However, you must not consider it as an inconvenient but as an advantage since it favours reading and written comprehension. Besides, it requires a consideration and a previous processing of what have been learned in order to be communicated.
It is easy to get lost: anticipate it
In the case of a student who finds himself or herself confused or has doubts regarding how the course works, how it is organized or any other question, it is rather simple and easy to contact the trainer and it is easier to clear up any doubts. In contrast, in virtual classrooms to contact the trainer seems to be a little bit more difficult, especially if the student is confused and do not understand the organization of the course. In virtual classrooms, doubts are clear up by the use of messages what might become tiresome sometimes since this is an asynchronous communication. The proposed solution is the use of forums where students themselves can help each other not only to clarify doubts about the course content but also to enlarge their knowledge. Trainer-student interaction is possible but the connection student-student should be also promoted.
Students learn from their classmates
In this particular educational model the student is the director of his or her own training, he or she has to be conscious of this responsibility and has to avoid keeping static and becoming a non-participating or passive student. Therefore, the learning must be an active process otherwise it is not learning. Actually, virtual learning requires much more effort for both the student and the professor. In this sort of learning the professor is not the one who teaches but the one that provides the training revising and evaluating the information while interacting with the classmates.
To conclude, I will state some ideas and recommendations.
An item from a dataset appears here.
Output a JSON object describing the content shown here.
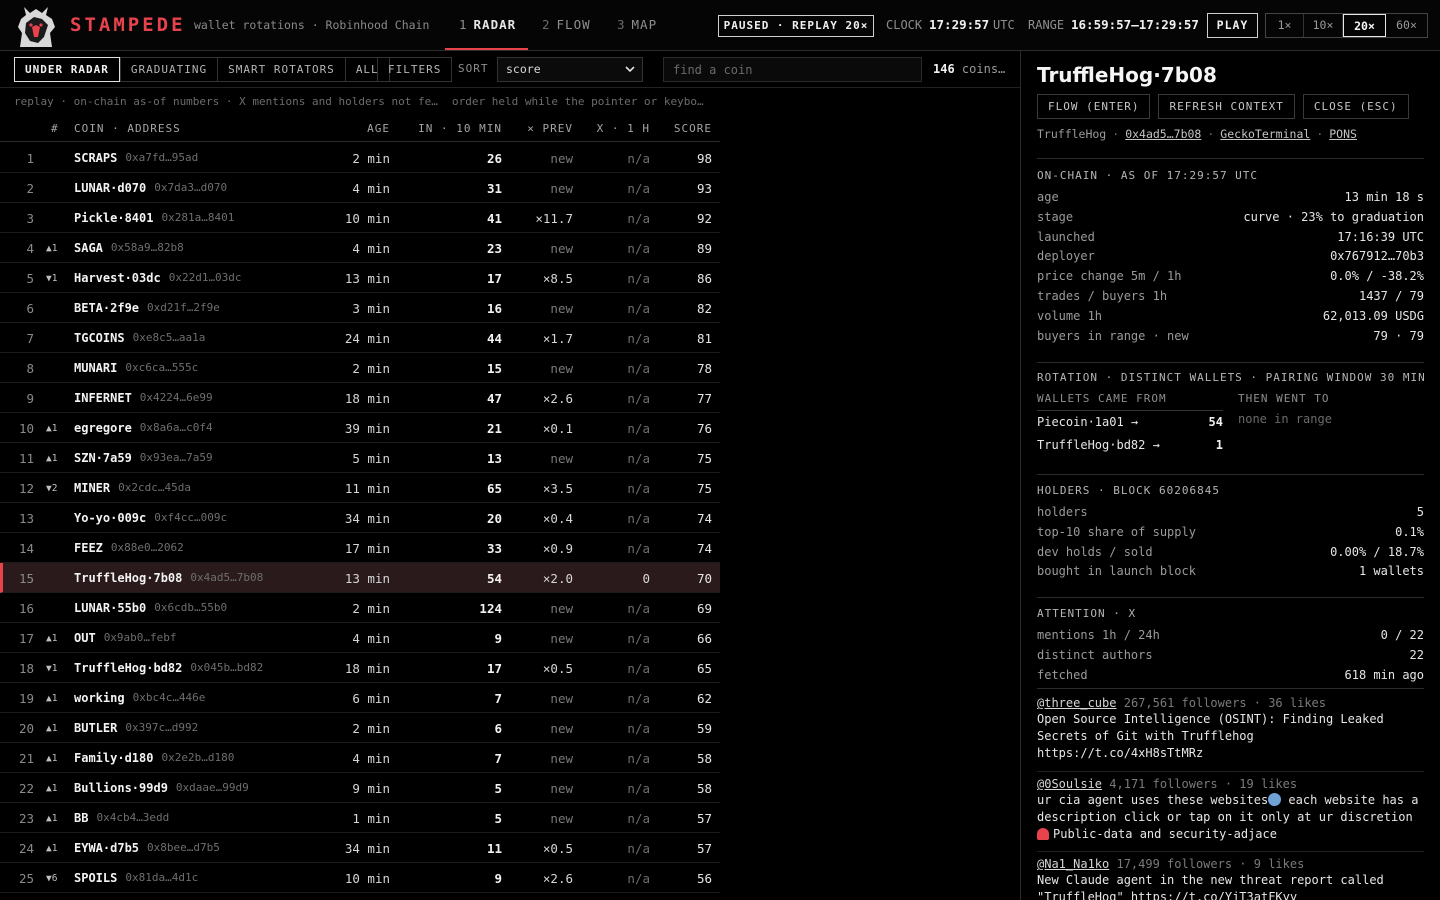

In case you have any other ideas you would like to add please, do not hesitate to send them to me.
There are plenty of pedagogical differences between real lessons and virtual ones. However, we must not think that there are some which are generally better than others. By creating Edueca, we have built an educational and developmental environment that favours not only the delivery of information, but also the trainer-student as well as the student-student interaction. Thus, it must enrich the learning process by means of collaborative, interactional, and network activities that make possible the creation of knowledge and discovery while enjoying learning. Edueca tries its best to make it possible through an enriching and rewarding experience since we rely on people’s motivation and interest.